Early Hamfest Locations

The first Shenandoah Valley Amateur Radio Club (SVARC) Hamfest was held in 1951 at Dickey’s Ridge on Skyline Drive in Shenandoah National Park in Virginia. The Hamfest was typically a swap meet of amateur radio (“Ham”) equipment and was held outside on picnic tables on the park grounds where 100-150 local Ham Radio operators would attend. The Hamfest remained on Skyline Drive until 1957, when entertainment was provided that year by a rising star named Patsy Cline. She was encouraged to attend by her photographer, who happened to be a Ham. She was paid $25 to sing to the group and sang notable songs “Crazy,” “Walkin’ After Midnight,” and “I Fall to Pieces.” Door prizes were drawn and given to those in attendance with the purchase of a $1 raffle ticket. Some of the prizes consisted of tools of the trade such as a Millen Grid Dip Meter, a plate transformer that weighed 30 pounds, and an RCA Vacuum Tube Voltmeter.

In 1958, the National Park Service took over ownership of the Dickey’s Ridge Lodge and converted the building into a Visitor’s Center. Physical changes included the removal of the dormers from the east roof. In the 1960s, the three remaining cabins were demolished and the parking area around the Visitor Center (Lodge) was expanded. In 1958, the Hamfest was moved to the Virginia Gentleman Restaurant in Front Royal, Virginia. It was held there for one or two years before it moved to the old armory building in Winchester, Virginia, on Millwood Ave.

Early Hamfest Memories

During this time, hamfests were a fairly new concept and only a couple were held on the East Coast. Most of the announcements of these events were word of mouth or over the air. Their focus was to trade gear with other Hams and provide a social time where you finally could meet someone with whom you’d been talking every week on your radio.

Then due to size constraints of the armory, in about 2007, the Hamfest was moved to its current location at the Ruritan Fairgrounds in Clarke County, Virginia, on the edge of the Town of Berryville. This venue offered several buildings and lots of outdoor space. The first year in Berryville was a huge success due to abundant free parking, indoor vendor spaces, and plenty of outdoor tailgater space under beautiful century-old towering oaks.

Two of the founding members of the Shenandoah Valley Amateur Radio Club— John Kanode N4MM and Sam Long, W4WSE (both current SVARC Members as of this writing in 2022)—attended the second Hamfest and provided most of the details of this history.

Modern times in Berryville

Over the years, the Hamfest has continued to grow. Back in the 80s and 90s, it shared its name with computers and related electronics, billing itself as the Winchester Hamfest and Computer Show (and after 2007, the Berryville Hamfest and Computer Show). Today, we feature vendors selling all sorts of tools of the trade for every Ham to enjoy, but you’re sure to find some other unusual products and treasures from our wide variety of vendors.

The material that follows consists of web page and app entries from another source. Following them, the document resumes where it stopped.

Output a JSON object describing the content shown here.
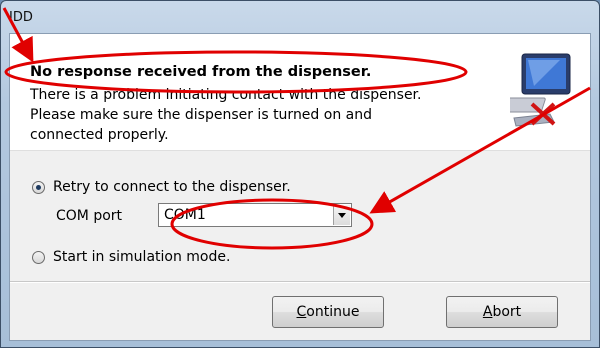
{
  "window": {
    "title": "IDD"
  },
  "header": {
    "title": "No response received from the dispenser.",
    "message_lines": [
      "There is a problem initiating contact with the dispenser.",
      "Please make sure the dispenser is turned on and",
      "connected properly."
    ],
    "icon": "computer-disconnected-icon"
  },
  "options": {
    "retry_label": "Retry to connect to the dispenser.",
    "retry_checked": true,
    "com_port_label": "COM port",
    "com_port_value": "COM1",
    "simulation_label": "Start in simulation mode.",
    "simulation_checked": false
  },
  "buttons": {
    "continue_mnemonic": "C",
    "continue_rest": "ontinue",
    "abort_mnemonic": "A",
    "abort_rest": "bort"
  },
  "annotations": {
    "color": "#e00000"
  }
}
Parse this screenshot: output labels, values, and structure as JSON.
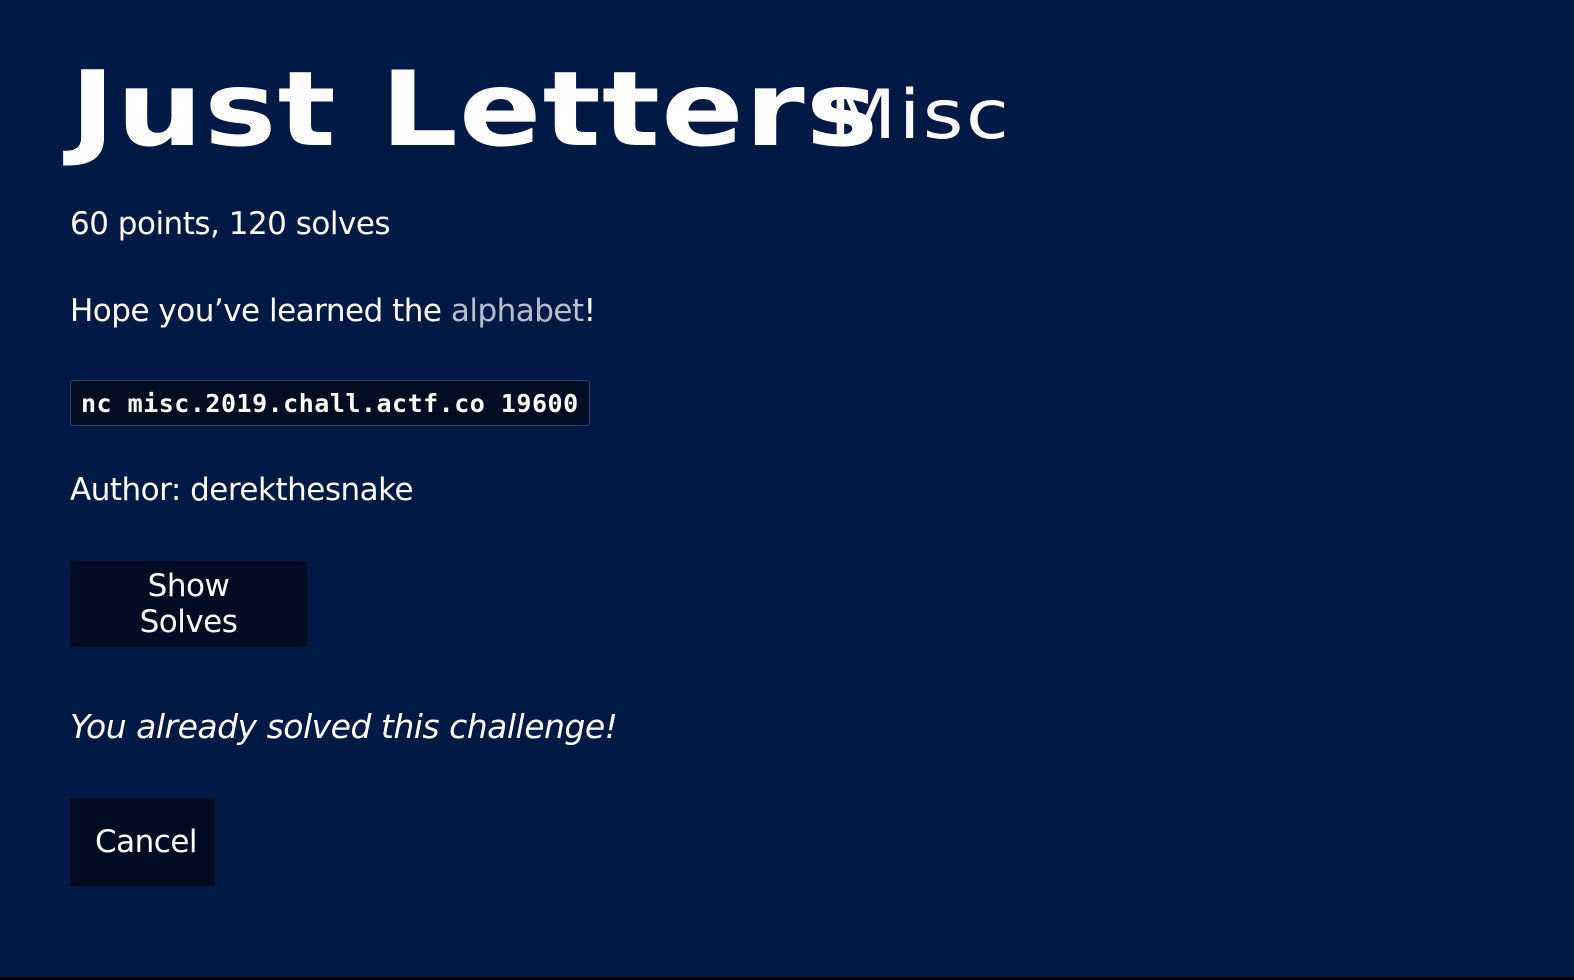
{
  "challenge": {
    "title": "Just Letters",
    "category": "Misc",
    "meta": "60 points, 120 solves",
    "description_prefix": "Hope you’ve learned the ",
    "description_link": "alphabet",
    "description_suffix": "!",
    "command": "nc misc.2019.chall.actf.co 19600",
    "author": "Author: derekthesnake"
  },
  "actions": {
    "show_solves_label": "Show Solves",
    "solved_message": "You already solved this challenge!",
    "cancel_label": "Cancel"
  },
  "colors": {
    "background": "#001945",
    "button_background": "#000c24",
    "link": "#b8bfcc",
    "text": "#ffffff"
  }
}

Since 2014, we’ve been known simply as The Annual Berryville Hamfest. The event enjoys about 1500 visitors, 25-30 indoor vendors (representing about 100 indoor tables) and over 200 tailgaters. It is still going strong heading into its 71st year in 2022 (having missed only one year in 2020 due to COVID-19). In recent years, we’ve offered fantastic door prizes such as the ICOM-7300 and Handi-Talkies.

The Shenandoah Valley Amateur Radio Club’s Annual Berryville Hamfest occurs the first Sunday in August every year, with the gates opening at 6am. Be sure to mark your calendar to attend. You can buy your prized vintage radio, meet on-the-air friends in real life, and enjoy the Ruritans’ famous Chicken and BBQ lunch. General Admission is still only $10 and gets you a shot at hourly door prize drawings. Tailgaters pay another $10 to sell their wares.